"I try to play a physical game, and don't back down from anyone based on their size or ability," Norwinski said.
Though he has proven himself to be a potent scoring threat with the DII and DIII teams, Norwinski describes himself as more of a stay-at-home defenseman.
"I have ability to read the plays well, and predict where the puck will go next," he said. "I definitely will jump in and join the rush and try to make a play in the offensive zone if I get it, but I don't want the puck on my stick for too long."
Norwkinski said he prefers to set up the Flames' extremely dangerous forwards with controlled passes, sparking fast breaks for his teammates..
"All of the forwards from the first line to the fourth are talented and smart, and have great playmaking abilities," he said.
After working in front of exceptional DII goalies Adam Partridge and Dakota Cyhaniuk at the DII level, Norwinski is excited to have sophomores Cedric LeSieur and Hunter Virostek and junior Tyler Myers behind him this season.
"They are very good at tracking the puck and very quick in the net," he said. "That will be a huge load of stress off my back that we have three solid goalies in the net, and I feel comfortable with any one of them playing."
His communication skills improved tremendously during his seasons spent on the DIII and DII squads.
"That's half the game, communicating and being loud on the ice for your teammates to hear you," Norwinski said. "I always try to keep the net clear in front so the goalie has a good eye for seeing the puck when it's shot at him, and that comes with a lot of communication."
He has been impressed with the professionalism of all three levels of Liberty's hockey program.
"It's a very positive culture, a positive atmosphere in the organization as a whole, through all divisions," Norwinski said. "All of the players are very respectable, very friendly and welcoming.

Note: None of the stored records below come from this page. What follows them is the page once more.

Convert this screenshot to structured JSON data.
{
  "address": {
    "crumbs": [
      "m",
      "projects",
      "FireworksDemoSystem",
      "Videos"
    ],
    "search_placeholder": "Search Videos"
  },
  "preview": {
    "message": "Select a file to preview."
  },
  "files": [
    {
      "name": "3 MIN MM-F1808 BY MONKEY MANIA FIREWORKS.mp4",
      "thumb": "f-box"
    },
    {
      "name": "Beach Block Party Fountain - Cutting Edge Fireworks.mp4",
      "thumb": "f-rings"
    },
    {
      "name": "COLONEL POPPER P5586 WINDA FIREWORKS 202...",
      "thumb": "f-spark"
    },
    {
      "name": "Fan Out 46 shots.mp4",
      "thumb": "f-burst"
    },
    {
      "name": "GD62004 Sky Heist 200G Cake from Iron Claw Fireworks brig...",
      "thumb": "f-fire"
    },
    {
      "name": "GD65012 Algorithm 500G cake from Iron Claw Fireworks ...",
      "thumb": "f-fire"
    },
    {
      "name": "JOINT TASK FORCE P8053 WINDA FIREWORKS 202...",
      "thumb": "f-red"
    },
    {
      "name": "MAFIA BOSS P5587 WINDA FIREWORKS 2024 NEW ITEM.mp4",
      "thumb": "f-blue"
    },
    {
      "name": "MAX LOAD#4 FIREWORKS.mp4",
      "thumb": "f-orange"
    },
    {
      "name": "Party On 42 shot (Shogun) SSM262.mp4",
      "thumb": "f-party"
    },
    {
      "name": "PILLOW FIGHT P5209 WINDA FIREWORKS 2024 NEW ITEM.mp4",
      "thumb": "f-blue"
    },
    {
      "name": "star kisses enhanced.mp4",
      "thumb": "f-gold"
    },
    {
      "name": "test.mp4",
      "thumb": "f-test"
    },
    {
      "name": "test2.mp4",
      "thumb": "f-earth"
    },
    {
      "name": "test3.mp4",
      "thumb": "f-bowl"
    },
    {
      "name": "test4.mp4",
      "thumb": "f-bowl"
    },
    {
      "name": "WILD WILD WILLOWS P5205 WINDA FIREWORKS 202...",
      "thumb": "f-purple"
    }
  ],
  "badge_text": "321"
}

They are Christians first before they are hockey players, and that includes players on the women's team as well."
Having so much to play for this season has helped players on the DI team maintain high morale and a diligent work ethic as they prepare for the Oct. 9 Blue & White intra-squad scrimmage and the Oct. 23 season opener against North Carolina State at the LaHaye Ice Center.

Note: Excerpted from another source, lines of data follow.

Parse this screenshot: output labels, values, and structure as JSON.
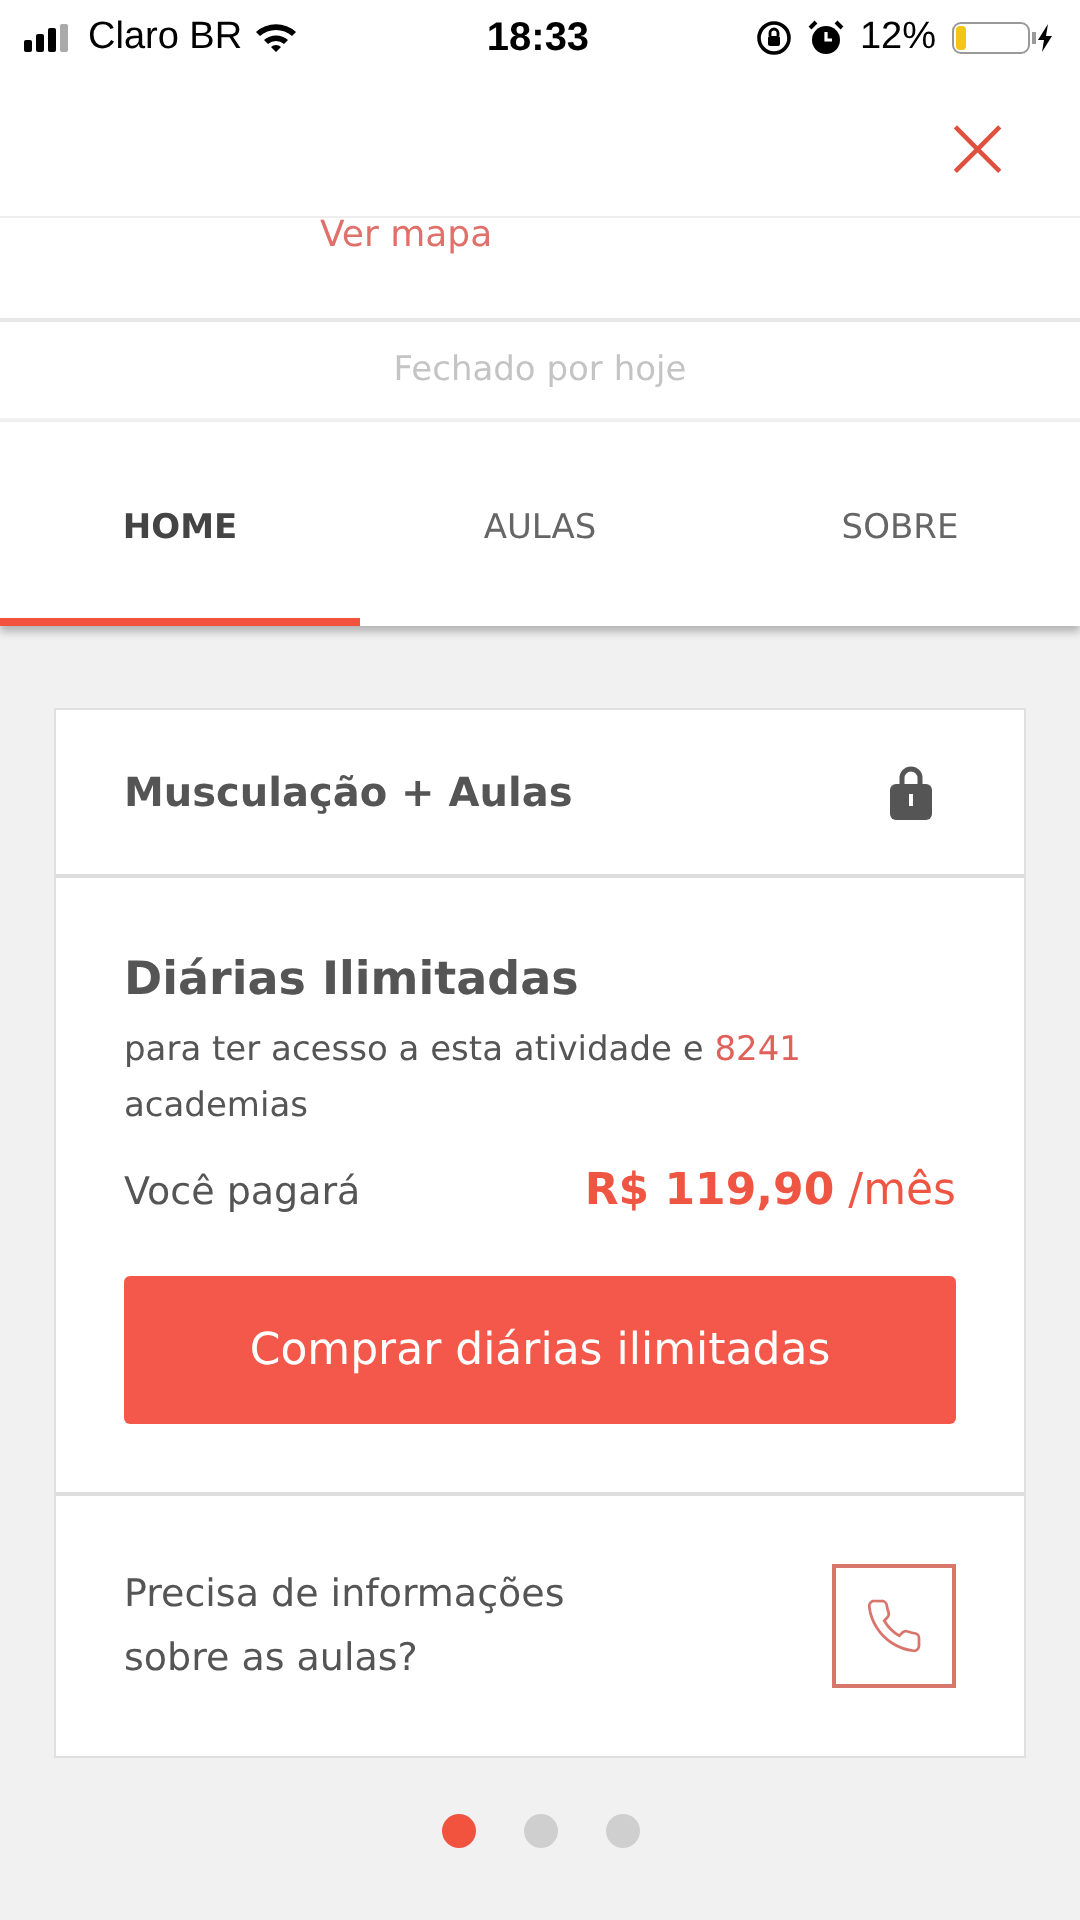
{
  "status_bar": {
    "carrier": "Claro BR",
    "time": "18:33",
    "battery": "12%"
  },
  "header": {
    "close": "×"
  },
  "location": {
    "map_link": "Ver mapa",
    "hours": "Fechado por hoje"
  },
  "tabs": [
    {
      "label": "HOME",
      "selected": true
    },
    {
      "label": "AULAS",
      "selected": false
    },
    {
      "label": "SOBRE",
      "selected": false
    }
  ],
  "card": {
    "title": "Musculação + Aulas",
    "plan": "Diárias Ilimitadas",
    "description_before": "para ter acesso a esta atividade e",
    "gym_count": "8241",
    "description_after": "academias",
    "pay_label": "Você pagará",
    "price": "R$ 119,90",
    "period": "/mês",
    "buy_button": "Comprar diárias ilimitadas",
    "help_text": "Precisa de informações sobre as aulas?"
  },
  "pager": [
    {
      "selected": true
    },
    {
      "selected": false
    },
    {
      "selected": false
    }
  ]
}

"We're all getting excited to get to be able to play some games this semester and are very blessed to be able to do that," Norwinski said. "We are excited to finally play in front of our home fans and represent our school on the ice."
Norwinski felt badly for the seniors on the DI and DII teams who were denied by COVID-19 the opportunity to travel to Frisco, Texas, in March to contend for their first national titles. However, he is thrilled to join the seven other seniors on this season's DI roster on their quest to advance to Boston for the April 15-20 national tournament.
"Every year, it's exciting to start the season knowing you have a chance to go all the way, to get a banner with your team's name on it," Norwinski said.
As a sales management and professional selling major in Liberty's School of Business, with a minor in Strategic Intelligence in Helms School of Government, Norwinski plans to join his father's business, Norwinski Insurance Agency, in Roanoke after graduating in May.